◆ What this task involves
Repeat the data verbatim.

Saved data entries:
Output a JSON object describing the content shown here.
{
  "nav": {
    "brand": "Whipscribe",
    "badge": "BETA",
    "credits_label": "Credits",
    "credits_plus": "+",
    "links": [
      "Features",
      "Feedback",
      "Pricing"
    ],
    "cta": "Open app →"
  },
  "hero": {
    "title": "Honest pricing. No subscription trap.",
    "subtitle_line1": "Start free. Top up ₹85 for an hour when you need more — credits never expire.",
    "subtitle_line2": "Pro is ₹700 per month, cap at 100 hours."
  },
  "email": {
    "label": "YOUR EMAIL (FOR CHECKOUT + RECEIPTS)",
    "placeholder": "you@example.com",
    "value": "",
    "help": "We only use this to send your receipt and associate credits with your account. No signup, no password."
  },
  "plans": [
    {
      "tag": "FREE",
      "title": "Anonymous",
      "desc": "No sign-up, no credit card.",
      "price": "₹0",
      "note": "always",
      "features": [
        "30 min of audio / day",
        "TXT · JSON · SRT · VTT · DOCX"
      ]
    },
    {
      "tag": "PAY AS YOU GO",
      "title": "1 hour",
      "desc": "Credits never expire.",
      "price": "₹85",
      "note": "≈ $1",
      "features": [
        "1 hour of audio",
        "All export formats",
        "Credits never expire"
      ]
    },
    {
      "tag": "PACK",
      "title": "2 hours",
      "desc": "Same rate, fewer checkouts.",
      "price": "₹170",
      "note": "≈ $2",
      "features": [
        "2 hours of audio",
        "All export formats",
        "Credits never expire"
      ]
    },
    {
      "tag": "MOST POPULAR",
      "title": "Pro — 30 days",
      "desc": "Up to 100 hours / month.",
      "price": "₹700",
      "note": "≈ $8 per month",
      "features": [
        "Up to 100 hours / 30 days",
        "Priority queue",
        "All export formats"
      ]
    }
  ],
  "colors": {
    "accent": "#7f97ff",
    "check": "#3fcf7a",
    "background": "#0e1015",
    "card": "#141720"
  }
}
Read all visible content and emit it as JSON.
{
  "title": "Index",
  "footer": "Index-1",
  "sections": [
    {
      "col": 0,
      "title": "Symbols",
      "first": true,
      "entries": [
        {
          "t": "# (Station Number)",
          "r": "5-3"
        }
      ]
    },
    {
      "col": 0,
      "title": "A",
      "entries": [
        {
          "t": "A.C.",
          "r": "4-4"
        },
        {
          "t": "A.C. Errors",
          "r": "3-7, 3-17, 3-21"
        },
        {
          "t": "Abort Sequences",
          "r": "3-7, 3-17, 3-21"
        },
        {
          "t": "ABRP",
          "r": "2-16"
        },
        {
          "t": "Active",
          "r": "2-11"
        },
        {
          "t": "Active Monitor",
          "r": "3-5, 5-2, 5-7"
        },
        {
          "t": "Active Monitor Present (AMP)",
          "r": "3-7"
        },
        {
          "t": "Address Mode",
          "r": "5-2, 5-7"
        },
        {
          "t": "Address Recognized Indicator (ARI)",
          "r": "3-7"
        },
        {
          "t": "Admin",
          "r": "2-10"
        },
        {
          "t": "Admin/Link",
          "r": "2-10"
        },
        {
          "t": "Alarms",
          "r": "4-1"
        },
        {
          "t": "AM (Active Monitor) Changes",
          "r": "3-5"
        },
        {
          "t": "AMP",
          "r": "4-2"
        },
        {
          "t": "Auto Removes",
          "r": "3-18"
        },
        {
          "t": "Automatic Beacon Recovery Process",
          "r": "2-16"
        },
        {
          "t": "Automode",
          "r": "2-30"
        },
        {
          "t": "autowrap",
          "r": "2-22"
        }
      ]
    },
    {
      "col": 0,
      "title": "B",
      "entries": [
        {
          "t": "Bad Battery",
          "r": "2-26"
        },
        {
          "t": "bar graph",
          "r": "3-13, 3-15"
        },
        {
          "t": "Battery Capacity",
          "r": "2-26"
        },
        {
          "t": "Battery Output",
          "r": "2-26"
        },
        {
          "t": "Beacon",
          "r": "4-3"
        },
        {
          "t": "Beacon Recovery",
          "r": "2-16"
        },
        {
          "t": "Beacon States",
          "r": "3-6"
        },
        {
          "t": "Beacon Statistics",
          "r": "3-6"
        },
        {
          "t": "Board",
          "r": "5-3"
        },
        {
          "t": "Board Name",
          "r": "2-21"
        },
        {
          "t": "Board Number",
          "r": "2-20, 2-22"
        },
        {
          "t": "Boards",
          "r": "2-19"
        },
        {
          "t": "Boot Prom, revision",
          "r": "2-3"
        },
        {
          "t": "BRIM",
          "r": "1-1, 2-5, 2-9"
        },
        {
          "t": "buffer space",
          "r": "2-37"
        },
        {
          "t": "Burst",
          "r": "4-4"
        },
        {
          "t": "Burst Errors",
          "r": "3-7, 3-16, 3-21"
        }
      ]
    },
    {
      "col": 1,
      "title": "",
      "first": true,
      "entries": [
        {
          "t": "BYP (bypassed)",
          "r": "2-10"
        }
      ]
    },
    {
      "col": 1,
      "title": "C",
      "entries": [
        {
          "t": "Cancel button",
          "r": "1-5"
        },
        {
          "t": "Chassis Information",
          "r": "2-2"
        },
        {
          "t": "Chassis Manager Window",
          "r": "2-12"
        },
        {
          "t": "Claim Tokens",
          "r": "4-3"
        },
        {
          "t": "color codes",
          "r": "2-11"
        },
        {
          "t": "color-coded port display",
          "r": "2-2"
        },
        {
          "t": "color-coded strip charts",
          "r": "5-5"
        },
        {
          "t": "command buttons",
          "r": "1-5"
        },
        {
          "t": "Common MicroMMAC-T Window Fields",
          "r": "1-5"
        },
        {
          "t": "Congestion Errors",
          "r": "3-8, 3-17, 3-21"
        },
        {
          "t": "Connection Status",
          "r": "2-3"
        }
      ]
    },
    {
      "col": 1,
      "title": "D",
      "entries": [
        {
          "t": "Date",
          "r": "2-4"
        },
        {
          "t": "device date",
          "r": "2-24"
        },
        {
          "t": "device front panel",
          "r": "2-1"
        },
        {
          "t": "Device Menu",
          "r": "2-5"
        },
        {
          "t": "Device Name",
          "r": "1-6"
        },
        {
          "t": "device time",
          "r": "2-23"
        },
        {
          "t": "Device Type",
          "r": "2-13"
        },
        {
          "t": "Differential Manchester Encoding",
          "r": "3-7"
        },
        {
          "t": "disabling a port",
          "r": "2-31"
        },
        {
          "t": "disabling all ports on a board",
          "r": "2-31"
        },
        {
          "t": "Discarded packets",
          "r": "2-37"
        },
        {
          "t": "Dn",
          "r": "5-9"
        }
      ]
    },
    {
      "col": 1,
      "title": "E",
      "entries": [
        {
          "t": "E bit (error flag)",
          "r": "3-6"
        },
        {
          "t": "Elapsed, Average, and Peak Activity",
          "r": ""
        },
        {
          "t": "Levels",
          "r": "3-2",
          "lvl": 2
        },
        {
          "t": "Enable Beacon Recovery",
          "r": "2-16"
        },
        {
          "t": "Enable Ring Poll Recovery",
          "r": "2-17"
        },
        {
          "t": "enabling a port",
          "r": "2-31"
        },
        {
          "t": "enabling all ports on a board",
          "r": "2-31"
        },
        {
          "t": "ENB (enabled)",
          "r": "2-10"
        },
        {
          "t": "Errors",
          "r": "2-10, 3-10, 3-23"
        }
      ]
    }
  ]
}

◆ Solved exercise
Output a JSON object describing the content shown here.
{
  "nav": {
    "brand": "Whipscribe",
    "badge": "BETA",
    "credits_label": "Credits",
    "credits_plus": "+",
    "links": [
      "Features",
      "Feedback",
      "Pricing"
    ],
    "cta": "Open app →"
  },
  "hero": {
    "title": "Honest pricing. No subscription trap.",
    "subtitle_line1": "Start free. Top up ₹85 for an hour when you need more — credits never expire.",
    "subtitle_line2": "Pro is ₹700 per month, cap at 100 hours."
  },
  "email": {
    "label": "YOUR EMAIL (FOR CHECKOUT + RECEIPTS)",
    "placeholder": "you@example.com",
    "value": "",
    "help": "We only use this to send your receipt and associate credits with your account. No signup, no password."
  },
  "plans": [
    {
      "tag": "FREE",
      "title": "Anonymous",
      "desc": "No sign-up, no credit card.",
      "price": "₹0",
      "note": "always",
      "features": [
        "30 min of audio / day",
        "TXT · JSON · SRT · VTT · DOCX"
      ]
    },
    {
      "tag": "PAY AS YOU GO",
      "title": "1 hour",
      "desc": "Credits never expire.",
      "price": "₹85",
      "note": "≈ $1",
      "features": [
        "1 hour of audio",
        "All export formats",
        "Credits never expire"
      ]
    },
    {
      "tag": "PACK",
      "title": "2 hours",
      "desc": "Same rate, fewer checkouts.",
      "price": "₹170",
      "note": "≈ $2",
      "features": [
        "2 hours of audio",
        "All export formats",
        "Credits never expire"
      ]
    },
    {
      "tag": "MOST POPULAR",
      "title": "Pro — 30 days",
      "desc": "Up to 100 hours / month.",
      "price": "₹700",
      "note": "≈ $8 per month",
      "features": [
        "Up to 100 hours / 30 days",
        "Priority queue",
        "All export formats"
      ]
    }
  ],
  "colors": {
    "accent": "#7f97ff",
    "check": "#3fcf7a",
    "background": "#0e1015",
    "card": "#141720"
  }
}
Read all visible content and emit it as JSON.
{
  "title": "Index",
  "footer": "Index-1",
  "sections": [
    {
      "col": 0,
      "title": "Symbols",
      "first": true,
      "entries": [
        {
          "t": "# (Station Number)",
          "r": "5-3"
        }
      ]
    },
    {
      "col": 0,
      "title": "A",
      "entries": [
        {
          "t": "A.C.",
          "r": "4-4"
        },
        {
          "t": "A.C. Errors",
          "r": "3-7, 3-17, 3-21"
        },
        {
          "t": "Abort Sequences",
          "r": "3-7, 3-17, 3-21"
        },
        {
          "t": "ABRP",
          "r": "2-16"
        },
        {
          "t": "Active",
          "r": "2-11"
        },
        {
          "t": "Active Monitor",
          "r": "3-5, 5-2, 5-7"
        },
        {
          "t": "Active Monitor Present (AMP)",
          "r": "3-7"
        },
        {
          "t": "Address Mode",
          "r": "5-2, 5-7"
        },
        {
          "t": "Address Recognized Indicator (ARI)",
          "r": "3-7"
        },
        {
          "t": "Admin",
          "r": "2-10"
        },
        {
          "t": "Admin/Link",
          "r": "2-10"
        },
        {
          "t": "Alarms",
          "r": "4-1"
        },
        {
          "t": "AM (Active Monitor) Changes",
          "r": "3-5"
        },
        {
          "t": "AMP",
          "r": "4-2"
        },
        {
          "t": "Auto Removes",
          "r": "3-18"
        },
        {
          "t": "Automatic Beacon Recovery Process",
          "r": "2-16"
        },
        {
          "t": "Automode",
          "r": "2-30"
        },
        {
          "t": "autowrap",
          "r": "2-22"
        }
      ]
    },
    {
      "col": 0,
      "title": "B",
      "entries": [
        {
          "t": "Bad Battery",
          "r": "2-26"
        },
        {
          "t": "bar graph",
          "r": "3-13, 3-15"
        },
        {
          "t": "Battery Capacity",
          "r": "2-26"
        },
        {
          "t": "Battery Output",
          "r": "2-26"
        },
        {
          "t": "Beacon",
          "r": "4-3"
        },
        {
          "t": "Beacon Recovery",
          "r": "2-16"
        },
        {
          "t": "Beacon States",
          "r": "3-6"
        },
        {
          "t": "Beacon Statistics",
          "r": "3-6"
        },
        {
          "t": "Board",
          "r": "5-3"
        },
        {
          "t": "Board Name",
          "r": "2-21"
        },
        {
          "t": "Board Number",
          "r": "2-20, 2-22"
        },
        {
          "t": "Boards",
          "r": "2-19"
        },
        {
          "t": "Boot Prom, revision",
          "r": "2-3"
        },
        {
          "t": "BRIM",
          "r": "1-1, 2-5, 2-9"
        },
        {
          "t": "buffer space",
          "r": "2-37"
        },
        {
          "t": "Burst",
          "r": "4-4"
        },
        {
          "t": "Burst Errors",
          "r": "3-7, 3-16, 3-21"
        }
      ]
    },
    {
      "col": 1,
      "title": "",
      "first": true,
      "entries": [
        {
          "t": "BYP (bypassed)",
          "r": "2-10"
        }
      ]
    },
    {
      "col": 1,
      "title": "C",
      "entries": [
        {
          "t": "Cancel button",
          "r": "1-5"
        },
        {
          "t": "Chassis Information",
          "r": "2-2"
        },
        {
          "t": "Chassis Manager Window",
          "r": "2-12"
        },
        {
          "t": "Claim Tokens",
          "r": "4-3"
        },
        {
          "t": "color codes",
          "r": "2-11"
        },
        {
          "t": "color-coded port display",
          "r": "2-2"
        },
        {
          "t": "color-coded strip charts",
          "r": "5-5"
        },
        {
          "t": "command buttons",
          "r": "1-5"
        },
        {
          "t": "Common MicroMMAC-T Window Fields",
          "r": "1-5"
        },
        {
          "t": "Congestion Errors",
          "r": "3-8, 3-17, 3-21"
        },
        {
          "t": "Connection Status",
          "r": "2-3"
        }
      ]
    },
    {
      "col": 1,
      "title": "D",
      "entries": [
        {
          "t": "Date",
          "r": "2-4"
        },
        {
          "t": "device date",
          "r": "2-24"
        },
        {
          "t": "device front panel",
          "r": "2-1"
        },
        {
          "t": "Device Menu",
          "r": "2-5"
        },
        {
          "t": "Device Name",
          "r": "1-6"
        },
        {
          "t": "device time",
          "r": "2-23"
        },
        {
          "t": "Device Type",
          "r": "2-13"
        },
        {
          "t": "Differential Manchester Encoding",
          "r": "3-7"
        },
        {
          "t": "disabling a port",
          "r": "2-31"
        },
        {
          "t": "disabling all ports on a board",
          "r": "2-31"
        },
        {
          "t": "Discarded packets",
          "r": "2-37"
        },
        {
          "t": "Dn",
          "r": "5-9"
        }
      ]
    },
    {
      "col": 1,
      "title": "E",
      "entries": [
        {
          "t": "E bit (error flag)",
          "r": "3-6"
        },
        {
          "t": "Elapsed, Average, and Peak Activity",
          "r": ""
        },
        {
          "t": "Levels",
          "r": "3-2",
          "lvl": 2
        },
        {
          "t": "Enable Beacon Recovery",
          "r": "2-16"
        },
        {
          "t": "Enable Ring Poll Recovery",
          "r": "2-17"
        },
        {
          "t": "enabling a port",
          "r": "2-31"
        },
        {
          "t": "enabling all ports on a board",
          "r": "2-31"
        },
        {
          "t": "ENB (enabled)",
          "r": "2-10"
        },
        {
          "t": "Errors",
          "r": "2-10, 3-10, 3-23"
        }
      ]
    }
  ]
}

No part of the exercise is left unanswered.